Dataset records section start

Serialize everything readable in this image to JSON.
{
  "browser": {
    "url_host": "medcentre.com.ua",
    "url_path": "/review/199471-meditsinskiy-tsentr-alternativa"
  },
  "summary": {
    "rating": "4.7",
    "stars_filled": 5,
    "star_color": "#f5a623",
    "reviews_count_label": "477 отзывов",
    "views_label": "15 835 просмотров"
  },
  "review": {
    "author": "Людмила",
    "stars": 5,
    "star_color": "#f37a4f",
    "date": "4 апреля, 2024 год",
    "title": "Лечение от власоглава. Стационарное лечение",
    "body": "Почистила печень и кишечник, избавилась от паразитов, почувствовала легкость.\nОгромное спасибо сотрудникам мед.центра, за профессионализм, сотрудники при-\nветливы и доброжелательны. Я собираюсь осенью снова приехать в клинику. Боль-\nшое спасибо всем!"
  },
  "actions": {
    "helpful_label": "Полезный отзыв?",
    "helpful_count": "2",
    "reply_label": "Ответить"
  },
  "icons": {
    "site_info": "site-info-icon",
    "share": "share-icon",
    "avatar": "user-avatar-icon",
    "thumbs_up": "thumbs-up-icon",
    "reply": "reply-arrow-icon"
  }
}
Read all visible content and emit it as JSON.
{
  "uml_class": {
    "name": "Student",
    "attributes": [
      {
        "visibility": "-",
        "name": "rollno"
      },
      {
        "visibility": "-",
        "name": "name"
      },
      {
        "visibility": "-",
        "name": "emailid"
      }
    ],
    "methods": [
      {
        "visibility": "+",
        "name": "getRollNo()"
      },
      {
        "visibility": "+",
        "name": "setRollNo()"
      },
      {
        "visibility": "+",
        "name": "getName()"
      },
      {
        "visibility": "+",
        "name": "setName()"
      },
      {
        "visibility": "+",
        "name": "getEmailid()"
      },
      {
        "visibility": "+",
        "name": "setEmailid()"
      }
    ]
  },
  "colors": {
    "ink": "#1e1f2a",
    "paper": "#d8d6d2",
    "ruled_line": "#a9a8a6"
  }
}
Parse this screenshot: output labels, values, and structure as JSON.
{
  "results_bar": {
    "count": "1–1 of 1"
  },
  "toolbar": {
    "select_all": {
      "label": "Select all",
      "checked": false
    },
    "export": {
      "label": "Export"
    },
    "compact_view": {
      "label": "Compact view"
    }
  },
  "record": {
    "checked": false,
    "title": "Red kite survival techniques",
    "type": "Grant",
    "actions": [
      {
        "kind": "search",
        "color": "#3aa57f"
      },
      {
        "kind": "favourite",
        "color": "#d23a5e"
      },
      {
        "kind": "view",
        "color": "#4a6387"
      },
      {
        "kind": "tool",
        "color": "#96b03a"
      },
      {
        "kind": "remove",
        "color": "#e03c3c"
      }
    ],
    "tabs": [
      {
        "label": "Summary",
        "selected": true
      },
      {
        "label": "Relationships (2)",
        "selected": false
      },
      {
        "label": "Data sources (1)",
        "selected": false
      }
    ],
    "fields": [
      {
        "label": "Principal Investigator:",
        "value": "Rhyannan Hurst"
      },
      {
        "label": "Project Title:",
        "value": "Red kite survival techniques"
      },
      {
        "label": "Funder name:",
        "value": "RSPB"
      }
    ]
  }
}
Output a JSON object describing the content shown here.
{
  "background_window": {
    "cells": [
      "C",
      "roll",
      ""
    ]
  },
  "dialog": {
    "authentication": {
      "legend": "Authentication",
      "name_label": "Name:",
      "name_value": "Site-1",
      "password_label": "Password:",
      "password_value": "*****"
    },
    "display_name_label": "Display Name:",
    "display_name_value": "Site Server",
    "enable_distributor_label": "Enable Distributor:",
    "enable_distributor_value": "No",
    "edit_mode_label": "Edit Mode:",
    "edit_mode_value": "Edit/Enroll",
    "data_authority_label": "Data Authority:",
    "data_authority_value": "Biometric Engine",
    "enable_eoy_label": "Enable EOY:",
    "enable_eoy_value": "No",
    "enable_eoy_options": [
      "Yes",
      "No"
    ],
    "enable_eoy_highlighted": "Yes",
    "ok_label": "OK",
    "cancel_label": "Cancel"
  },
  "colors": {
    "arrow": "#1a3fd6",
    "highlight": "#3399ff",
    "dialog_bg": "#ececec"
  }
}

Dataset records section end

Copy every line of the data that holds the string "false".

- [Solution for this problem]
      "checked": false
    "checked": false,
        "selected": false
        "selected": false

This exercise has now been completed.